Here is a belated update on the UK Monthly Market Timing indicators that regular readers will know I have been following for a while now, even though I'm not generally a fan of trying to time the market. I delayed reporting on these this month as flagged last month these remain substantially above their moving averages which are used as the trigger for a buy or sell decision. The other reason for the delay was because I wanted to wait for the latest US Unemployment data which was reported yesterday.
Before I get into the detail of that here's a brief summary for new readers and some links for further detail. First off the Market Timing Indicators (here's an early post with links to the research papers) are based on total return indices and these are compared to a 10 month simple moving average. The market is then seen as being in a bull trend and you should be buying / long when the index is above its moving average and you should consider selling / shorting or hedging at that stage.
The problem with this simple indicator is that it often gives false signals and can lead to whipsaws as the market can often dip before rallying to give rapid sell and buy signals within a short space of time. This is where the US Unemployment data comes in. I wrote about this earlier this year where another author at Philosophical Economics had used the US unemployment data and compared it to its 12 month moving average and used this as a recession indicator and as an additional trigger for bullish and bearish signals on the timing indicators (See link above). The bottom line was that by using this additional trigger this helped to eliminate most or all of the whipsaws / false signals and keeps one invested for much longer in a bull market and therefore improved the absolute and risk adjusted returns from the market timing strategy. It means you should ignore market sell signals when US Unemployment is below its moving average and only act on them when it is above as a recession is then likely or in progress.
Now comes the bad news as I have to inform you that the US Unemployment data yesterday somewhat surprisingly saw the headline rate tick up to 5% rather than down to 4.8% as some had expected, even though the Non Farm Payroll numbers themselves seemed OK. So assuming this upturn in the US Unemployment rate and break above the moving average is confirmed in coming months then we have had an early warning of a forthcoming US recession. I say early because this indicator does tend to be slightly early, around 3.5 months on average (as shown in the table below), but early is good in this case. While I also found the Chart (from the Philosophical Economics post) quite compelling too.
Summary & Conclusion
The UK Market Timing indicators remain in a bullish positioning with most of the main indices still being around 9% above their moving averages with only the Mid 250 again lagging with a 6% divergence. Thus these are still indicating bullish / invested, although as I observed last month these are looking quite extended compared to the averages.
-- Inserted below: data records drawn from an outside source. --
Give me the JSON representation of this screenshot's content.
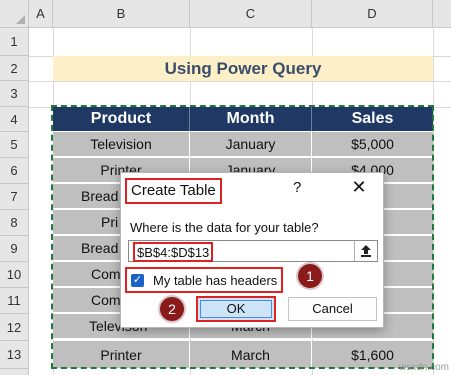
{
  "columns": [
    "A",
    "B",
    "C",
    "D"
  ],
  "rows": [
    "1",
    "2",
    "3",
    "4",
    "5",
    "6",
    "7",
    "8",
    "9",
    "10",
    "11",
    "12",
    "13"
  ],
  "title": "Using Power Query",
  "table": {
    "headers": [
      "Product",
      "Month",
      "Sales"
    ],
    "rows": [
      [
        "Television",
        "January",
        "$5,000"
      ],
      [
        "Printer",
        "January",
        "$4,000"
      ],
      [
        "Bread",
        "",
        ""
      ],
      [
        "Pri",
        "",
        ""
      ],
      [
        "Bread",
        "",
        ""
      ],
      [
        "Com",
        "",
        ""
      ],
      [
        "Com",
        "",
        ""
      ],
      [
        "Televison",
        "March",
        ""
      ],
      [
        "Printer",
        "March",
        "$1,600"
      ]
    ]
  },
  "dialog": {
    "title": "Create Table",
    "help": "?",
    "close": "✕",
    "question": "Where is the data for your table?",
    "range": "$B$4:$D$13",
    "checkbox_label": "My table has headers",
    "ok": "OK",
    "cancel": "Cancel"
  },
  "badges": {
    "one": "1",
    "two": "2"
  },
  "watermark": "wsxdn.com"
}
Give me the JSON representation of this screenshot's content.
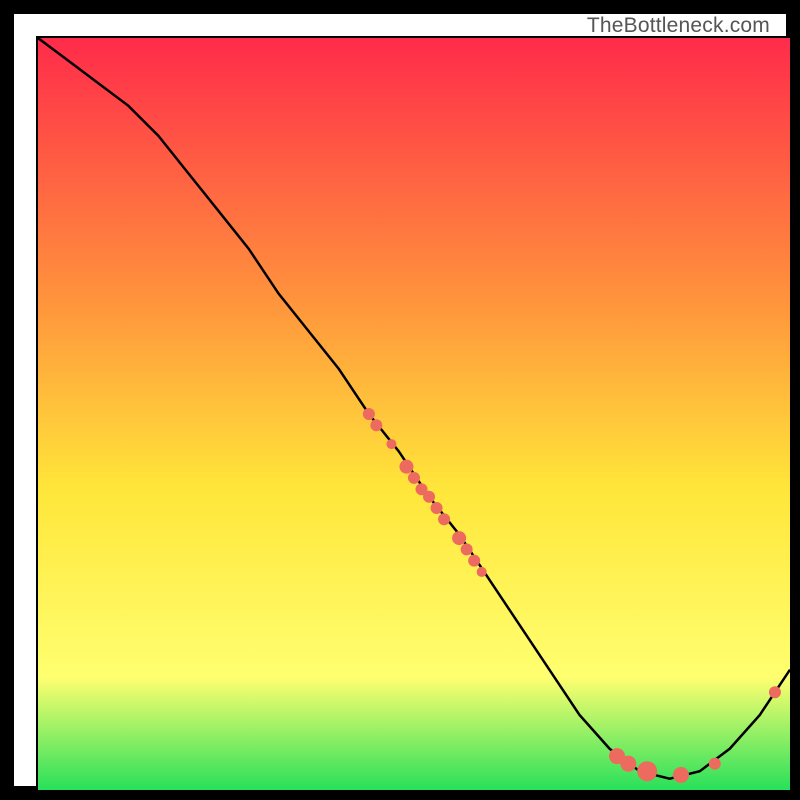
{
  "watermark": "TheBottleneck.com",
  "colors": {
    "gradient_top": "#ff2b4a",
    "gradient_mid1": "#ff943c",
    "gradient_mid2": "#ffe63a",
    "gradient_mid3": "#ffff70",
    "gradient_bottom": "#28e05a",
    "curve": "#000000",
    "marker_fill": "#ec6a5e",
    "marker_stroke": "#c94f44"
  },
  "chart_data": {
    "type": "line",
    "title": "",
    "xlabel": "",
    "ylabel": "",
    "xlim": [
      0,
      100
    ],
    "ylim": [
      0,
      100
    ],
    "grid": false,
    "legend": false,
    "series": [
      {
        "name": "bottleneck-curve",
        "x": [
          0,
          4,
          8,
          12,
          16,
          20,
          24,
          28,
          32,
          36,
          40,
          44,
          48,
          52,
          56,
          60,
          64,
          68,
          72,
          76,
          80,
          84,
          88,
          92,
          96,
          100
        ],
        "y": [
          100,
          97,
          94,
          91,
          87,
          82,
          77,
          72,
          66,
          61,
          56,
          50,
          45,
          39,
          34,
          28,
          22,
          16,
          10,
          5.5,
          2.5,
          1.5,
          2.5,
          5.5,
          10,
          16
        ]
      }
    ],
    "markers": [
      {
        "x": 44,
        "y": 50,
        "r": 6
      },
      {
        "x": 45,
        "y": 48.5,
        "r": 6
      },
      {
        "x": 47,
        "y": 46,
        "r": 5
      },
      {
        "x": 49,
        "y": 43,
        "r": 7
      },
      {
        "x": 50,
        "y": 41.5,
        "r": 6
      },
      {
        "x": 51,
        "y": 40,
        "r": 6
      },
      {
        "x": 52,
        "y": 39,
        "r": 6
      },
      {
        "x": 53,
        "y": 37.5,
        "r": 6
      },
      {
        "x": 54,
        "y": 36,
        "r": 6
      },
      {
        "x": 56,
        "y": 33.5,
        "r": 7
      },
      {
        "x": 57,
        "y": 32,
        "r": 6
      },
      {
        "x": 58,
        "y": 30.5,
        "r": 6
      },
      {
        "x": 59,
        "y": 29,
        "r": 5
      },
      {
        "x": 77,
        "y": 4.5,
        "r": 8
      },
      {
        "x": 78.5,
        "y": 3.5,
        "r": 8
      },
      {
        "x": 81,
        "y": 2.5,
        "r": 10
      },
      {
        "x": 85.5,
        "y": 2,
        "r": 8
      },
      {
        "x": 90,
        "y": 3.5,
        "r": 6
      },
      {
        "x": 98,
        "y": 13,
        "r": 6
      }
    ],
    "annotations": []
  }
}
In addition the FTSE itself with its price index is flirting with its longer term All time highs around the 7000 level see chart below and it remains to be seen if we can break out from this 16 to 17 year trading range or if we will see a treble top and another plunge down in the not too distant future.
Meanwhile the equivalent timing data for US Equities and other asset classes also remain above trend & therefore on a buy (see here for an update on this from Doug Short). Meanwhile Unemployment data is flagging a US recession warning and as such, assuming it is confirmed in the months ahead and doesn't itself whipsaw, then the next time the UK and indeed US Market Indicators turn negative then we should probably be prepared to take the signal more seriously - consider yourself on notice - you have been warned and you read it here first.